Bird Box paints a bleak dystopian future but there’s something about Sandra Bullock’s performance that makes us care about what’s happening.
Where A Quiet Place forced people into silence lest they die, Bird Box forces one to close their eyes while outside. Imagine a world in which you can’t even appreciate the sunlight while inside. This is the world that novelist Josh Malerman creates and screenwriter Eric Heisserer adapts for the big screen.
Following Malorie’s (Sandra Bullock) speech to Boy and Girl, the three of them set off for a journey downriver. This journey will lead them to safety in a world otherwise gone mad. The film tells a story in a way that follows them during the 48-hour journey while flashback to the previous five years. It’s this backstory that allows the film to set up the how they got in the situation. What happened is plague has taken over Europe where people are suddenly killing themselves for no reason whatsoever. This plague soon reaches US borders at the exact moment Malorie is at the hospital.
Nobody is safe from whatever is happening as long as the outside is visible. After Malorie’s sister, Jessica (Sarah Paulson), falls ill to whatever is causing the mass suicides, she turns to Greg (BD Wong) and the cynical Douglas (John Malkovich) for shelter. It’s here where Malorie meets Tom (Trevante Rhodes) and a host of other people. Isolated under the worst of circumstances, relationships are going to inevitably be formed. The innocent Olympia (Danielle Macdonald) soon turns to them for safety.
Grocery store manager Charlie (Lil Rel Howery) is writing a novel about the end of the world. He’s not afraid to poke fun at the dystopian YA novels with bows, arrows, and mazes. He’s also the one person who brings the comic relief! There’s something dystopian about Bird Box and while the body count does rise, it’s nothing like the futures that the YA novels depict. In the YA novels, we know who the villains tend to be. The same cannot be said for Bird Box. Not even by a long shot. What makes things so unique here and even in a different way than the similarly themed A Quiet Place is that we can’t really see these things. Even when those people do look outside, we still can’t see them.
Susanne Bier’s direction of the film is alright. Having not read Malerman’s novel, I’m curious as to whether the whole back and forth is necessary. It gets rather confusing but doesn’t take away from the performances. We meet some interesting characters but we soon find out how meaningless they are as the body count starts to rise. At the same time, Malorie is on a journey of her own and it’s not an easy one. She has to learn how to be a mother when she can’t even open her eyes outside. Sounds take on a bigger meaning when we aren’t looking.
With a threat we cannot see, Bird Box is able to offer us quite a different take on the dystopian future genre.
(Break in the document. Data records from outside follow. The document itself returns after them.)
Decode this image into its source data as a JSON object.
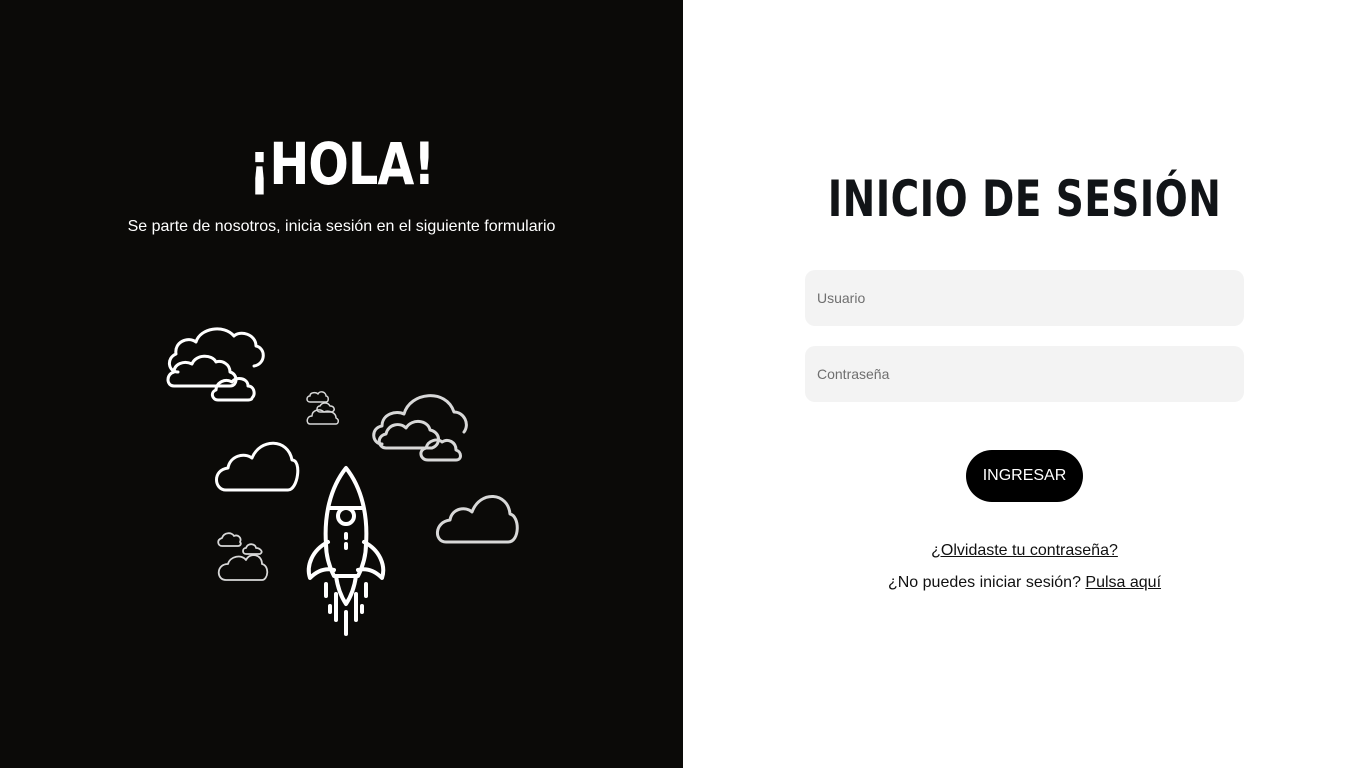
{
  "welcome": {
    "title": "¡HOLA!",
    "subtitle": "Se parte de nosotros, inicia sesión en el siguiente formulario"
  },
  "illustration": {
    "icons": [
      "cloud-icon",
      "rocket-icon"
    ],
    "stroke_color": "#ffffff",
    "background_color": "#0b0a08"
  },
  "login": {
    "title": "INICIO DE SESIÓN",
    "username_placeholder": "Usuario",
    "password_placeholder": "Contraseña",
    "submit_label": "INGRESAR",
    "forgot_link": "¿Olvidaste tu contraseña?",
    "help_text": "¿No puedes iniciar sesión?",
    "help_link": "Pulsa aquí"
  },
  "colors": {
    "left_panel": "#0b0a08",
    "right_panel": "#ffffff",
    "input_background": "#f3f3f3",
    "button_background": "#000000",
    "title_text": "#111417"
  }
}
DIRECTOR: Susanne Bier
SCREENWRITER: Eric Heisserer
CAST: Sandra Bullock, Trevante Rhodes, Jacki Weaver, Rosa Salazar, Danielle Macdonald, Lil Rel Howery, Tom Hollander, Colson Baker, BD Wong, with Sarah Paulson and John Malkovich